Another movie I have ordered from the ABC shop and have yet to watch is The Girl In The Cafe, a tenderly funny and poignant love story set against the backdrop of a G8 Summit Meeting, in Reykjavik, Iceland. Bill Nighy, Kelly Macdonald, Ken Stott, and Corin Redgrave star in this story which was written by Richard Curtis whose cinema hits include “Love Actually” and “Four Weddings and a Funeral” along with TV classics “The Vicar of Dibley” and “Blackadder”.
Lawrence (Bill Nighy) works for the Chancellor of the Exchequer (Ken Stott) and is so devoted to his work that he barely has time to lace his own shoes let alone conduct a relationship. Then he meets Gina (Kelly Macdonald), a pretty, instinctively reserved but highly enigmatic girl, in a London cafe. A friendship develops between the two, but both, consumed by years of loneliness are guarded.
Gina accompanies Lawrence to the G8 summit in Reykjavik where she surprises herself and shocks everyone else by challenging the conference’s established agenda on global poverty.
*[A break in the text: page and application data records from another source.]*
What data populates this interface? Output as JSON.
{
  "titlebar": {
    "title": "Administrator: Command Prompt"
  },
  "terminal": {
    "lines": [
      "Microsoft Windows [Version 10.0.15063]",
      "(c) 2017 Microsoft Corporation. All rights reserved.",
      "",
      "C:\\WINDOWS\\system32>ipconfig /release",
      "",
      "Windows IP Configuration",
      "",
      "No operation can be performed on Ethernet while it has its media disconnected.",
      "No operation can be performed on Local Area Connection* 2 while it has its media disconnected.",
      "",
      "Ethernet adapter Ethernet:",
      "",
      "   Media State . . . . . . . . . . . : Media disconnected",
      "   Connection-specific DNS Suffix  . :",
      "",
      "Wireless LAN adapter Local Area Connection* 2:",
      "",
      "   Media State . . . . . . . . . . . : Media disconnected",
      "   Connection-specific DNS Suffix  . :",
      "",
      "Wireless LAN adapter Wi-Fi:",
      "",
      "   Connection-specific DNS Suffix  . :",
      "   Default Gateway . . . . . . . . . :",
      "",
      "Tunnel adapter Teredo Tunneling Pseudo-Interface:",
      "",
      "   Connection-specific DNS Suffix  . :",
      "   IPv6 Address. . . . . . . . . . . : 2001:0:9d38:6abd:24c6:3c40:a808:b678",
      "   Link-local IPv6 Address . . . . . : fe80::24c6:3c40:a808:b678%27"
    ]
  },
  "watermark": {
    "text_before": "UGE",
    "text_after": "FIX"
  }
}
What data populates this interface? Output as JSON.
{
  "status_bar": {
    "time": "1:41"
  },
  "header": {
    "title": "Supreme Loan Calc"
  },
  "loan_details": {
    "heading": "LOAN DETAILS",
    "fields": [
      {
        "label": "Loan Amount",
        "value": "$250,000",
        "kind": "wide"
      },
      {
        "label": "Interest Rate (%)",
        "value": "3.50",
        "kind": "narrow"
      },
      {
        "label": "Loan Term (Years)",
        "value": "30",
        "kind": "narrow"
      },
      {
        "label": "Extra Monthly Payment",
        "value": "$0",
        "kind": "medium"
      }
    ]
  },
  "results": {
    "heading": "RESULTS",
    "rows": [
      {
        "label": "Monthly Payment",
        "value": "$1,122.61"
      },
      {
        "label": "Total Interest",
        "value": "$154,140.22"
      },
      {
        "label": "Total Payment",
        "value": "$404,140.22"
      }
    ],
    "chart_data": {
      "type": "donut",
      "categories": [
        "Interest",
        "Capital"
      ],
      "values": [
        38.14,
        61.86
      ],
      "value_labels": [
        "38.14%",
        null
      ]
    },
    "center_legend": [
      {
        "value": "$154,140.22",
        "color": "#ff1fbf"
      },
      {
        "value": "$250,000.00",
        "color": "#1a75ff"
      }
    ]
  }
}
Lawrence’s superiors are furious and the dedicated public servant is forced to make an impossible decision – choose between the girl who has given him a new reason to live and the job to which he has devoted his life. What will he decide and will the world leaders at the summit take notice of the girl from the cafe? The Girl in the cafe is a romantic comedy about having the courage to seize the moment and make a difference.
These are the ones that have my attention at the moment, but a list of others follows, some of which I have seen (*) and others are simply ones that have recommended. But all of them have some kind of significant meaning and message that I believe get under your skin and make you think a bit.
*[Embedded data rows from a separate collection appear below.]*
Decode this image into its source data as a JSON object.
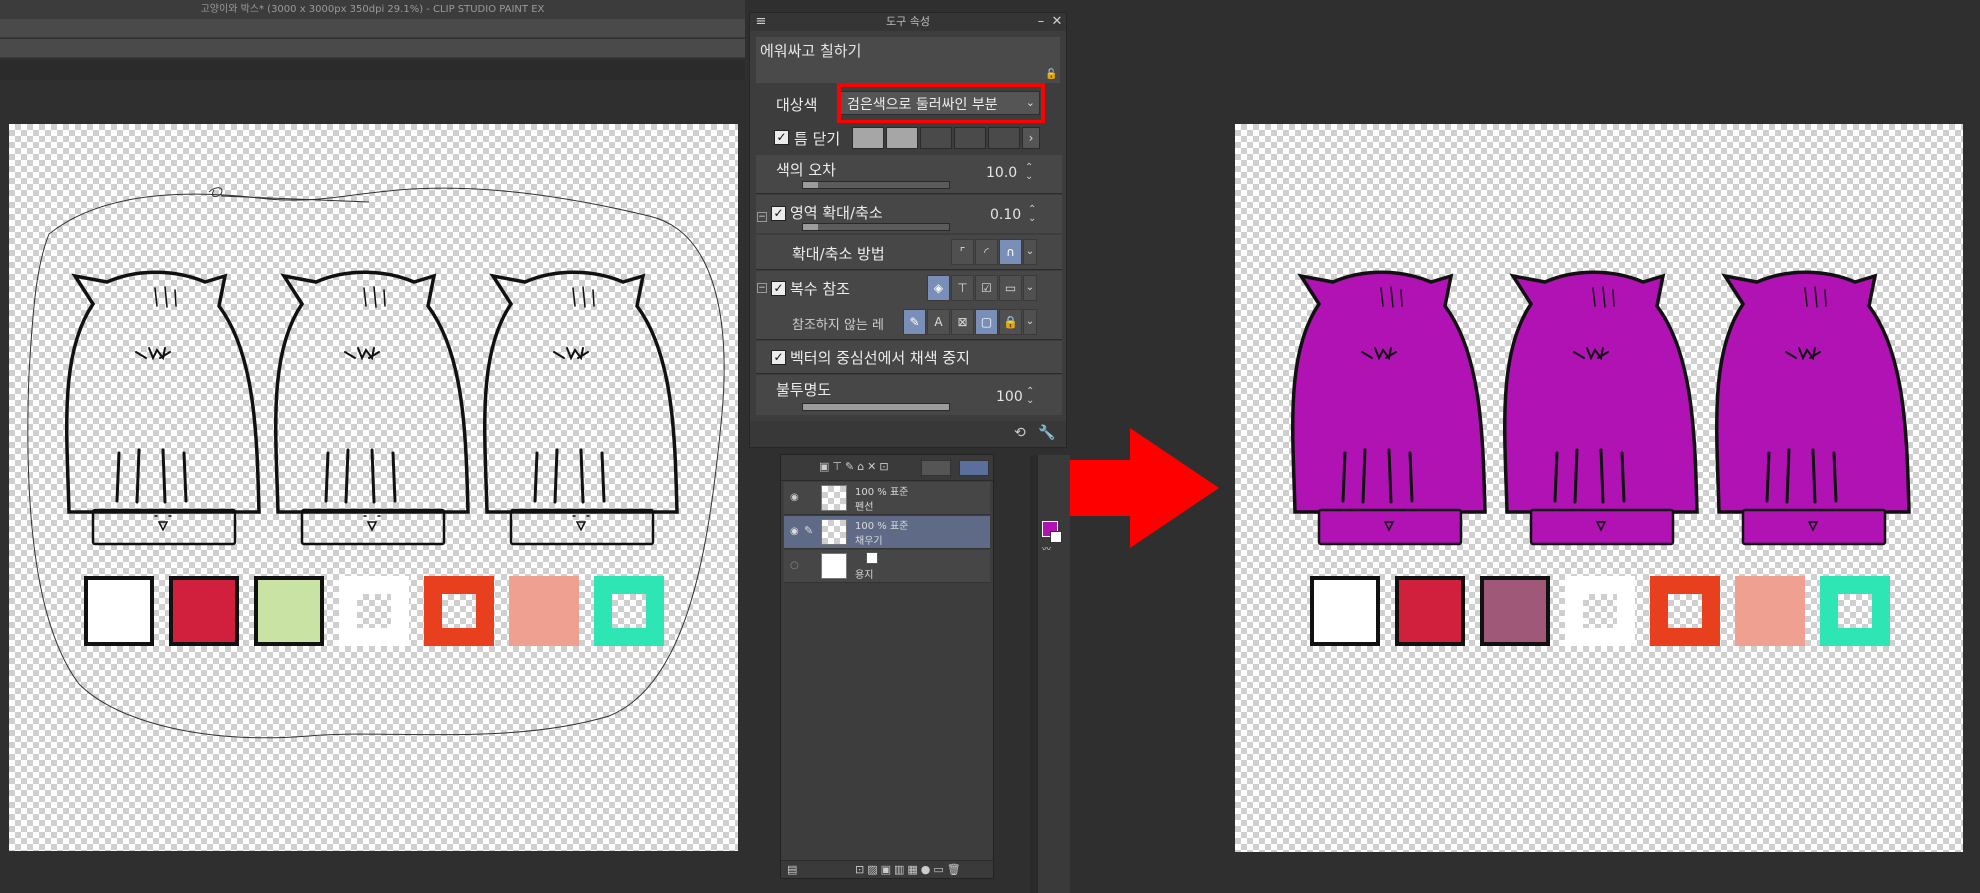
{
  "window": {
    "title": "고양이와 박스* (3000 x 3000px 350dpi 29.1%)  - CLIP STUDIO PAINT EX"
  },
  "tool_property": {
    "header": "도구 속성",
    "tool_name": "에워싸고 칠하기",
    "target_color": {
      "label": "대상색",
      "value": "검은색으로 둘러싸인 부분"
    },
    "close_gap": {
      "label": "틈 닫기",
      "checked": true
    },
    "color_tolerance": {
      "label": "색의 오차",
      "value": "10.0"
    },
    "area_scaling": {
      "label": "영역 확대/축소",
      "value": "0.10",
      "checked": true
    },
    "scaling_method": {
      "label": "확대/축소 방법"
    },
    "multi_ref": {
      "label": "복수 참조",
      "checked": true
    },
    "exclude_ref": {
      "label": "참조하지 않는 레"
    },
    "stop_vector": {
      "label": "벡터의 중심선에서 채색 중지",
      "checked": true
    },
    "opacity": {
      "label": "불투명도",
      "value": "100"
    }
  },
  "layers": [
    {
      "mode": "100 % 표준",
      "name": "펜선"
    },
    {
      "mode": "100 % 표준",
      "name": "채우기"
    },
    {
      "mode": "",
      "name": "용지"
    }
  ],
  "colors": {
    "fill_purple": "#b012b4",
    "highlight_red": "#ff0000",
    "selected_layer": "#5f6a86"
  },
  "icons": {
    "menu": "hamburger-icon",
    "minimize": "minimize-icon",
    "close": "close-icon",
    "lock": "lock-icon",
    "dropdown": "chevron-down-icon",
    "next": "chevron-right-icon",
    "spinner": "spinner-icon",
    "reset": "reset-icon",
    "wrench": "wrench-icon",
    "eye": "eye-icon",
    "pen": "pen-icon",
    "arrow": "right-arrow-icon"
  }
}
Leadership and Spirituality Theme –
Remember the Titans*
Saving Private Ryan*
Wizard of Oz*
Lord of the Rings*
In Good Company*
Pay it Forward*
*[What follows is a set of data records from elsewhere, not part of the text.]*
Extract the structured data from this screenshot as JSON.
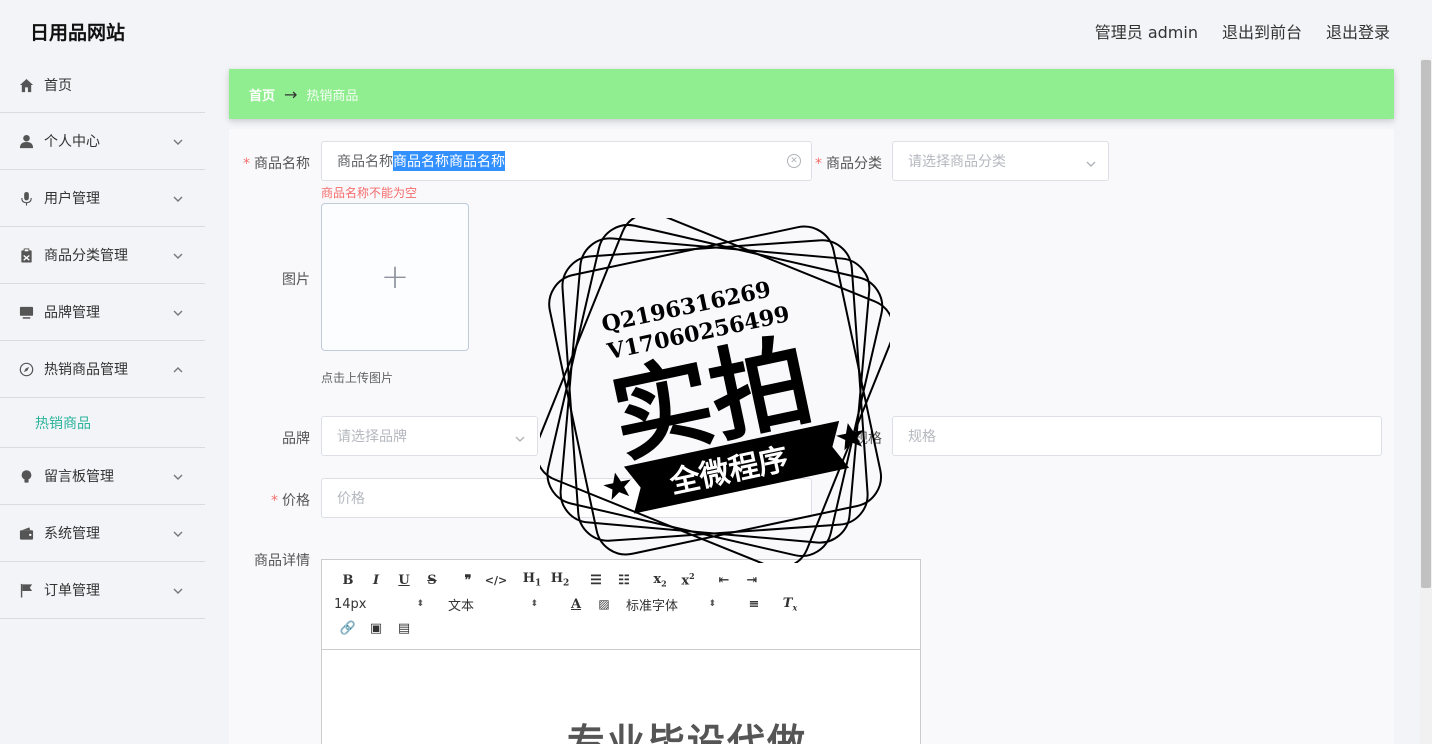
{
  "header": {
    "site_title": "日用品网站",
    "admin_label": "管理员 admin",
    "to_frontend": "退出到前台",
    "logout": "退出登录"
  },
  "sidebar": {
    "items": [
      {
        "label": "首页",
        "icon": "home-icon"
      },
      {
        "label": "个人中心",
        "icon": "user-icon"
      },
      {
        "label": "用户管理",
        "icon": "microphone-icon"
      },
      {
        "label": "商品分类管理",
        "icon": "clipboard-icon"
      },
      {
        "label": "品牌管理",
        "icon": "monitor-icon"
      },
      {
        "label": "热销商品管理",
        "icon": "compass-icon"
      },
      {
        "label": "留言板管理",
        "icon": "bulb-icon"
      },
      {
        "label": "系统管理",
        "icon": "wallet-icon"
      },
      {
        "label": "订单管理",
        "icon": "flag-icon"
      }
    ],
    "active_sub": "热销商品"
  },
  "breadcrumb": {
    "home": "首页",
    "arrow": "→",
    "current": "热销商品"
  },
  "form": {
    "name_label": "商品名称",
    "name_value_plain": "商品名称",
    "name_value_selected": "商品名称商品名称",
    "name_error": "商品名称不能为空",
    "category_label": "商品分类",
    "category_placeholder": "请选择商品分类",
    "image_label": "图片",
    "upload_tip": "点击上传图片",
    "brand_label": "品牌",
    "brand_placeholder": "请选择品牌",
    "spec_label": "规格",
    "spec_placeholder": "规格",
    "price_label": "价格",
    "price_placeholder": "价格",
    "detail_label": "商品详情"
  },
  "editor": {
    "font_size": "14px",
    "paragraph": "文本",
    "font_family": "标准字体",
    "body_text": "专业毕设代做"
  },
  "watermark": {
    "line1": "Q2196316269",
    "line2": "V17060256499",
    "big": "实拍",
    "banner": "全微程序"
  }
}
John Safron Versus God
The Kingdom of Heaven*
Questions About War and It’s Effect (Humanity etc) –
Band of Brothers
The Constant Gardener*
Live and Become*
Movies About Environment –
Who Stole The Electric Cars
An Inconvenient Truth
Movies About Social Justice Issue/globalizationion plus other issues) –
Rabbit Proof Fence*
Letters To Ali*
Bowling For Columbine*
The Girl In The Cafe
Yesterday – This movie look brilliant, recommended for people interested in the Micah Challenge and the MDG’s. – Mandella liked this one!
Post Script – I have been reminded of a few more good ones I have seen through comments and chats today, I thought I would pull them out and stick them in here as well –
Lord of War*
Red Dust* (Brilliant!)
The Weeping Camel
Turtles Can Fly
Also from Neale M’s church who run a kind of club called Movies with A Message – Maria Full of Grace, the story of one young woman’s journey from a small town in Columbia to New York City, will help us better understand the situation our brothers and sisters face in Columbia.
In the film, the offer to leave her job ripping thorns off roses in a factory to “travel” – become a “drug mule”– leads 17-year-old Maria into the dangerous world of drug trafficking. This HBO Movie (rated R), directed by Joshua Marsten, presents determination and grace in the face of both hope and tragedy. Catalina Sandino Moreno was nominated in 2005 for the Best Actress Oscar award. The movie won the 2004 Sundance Film Festival Audience Award.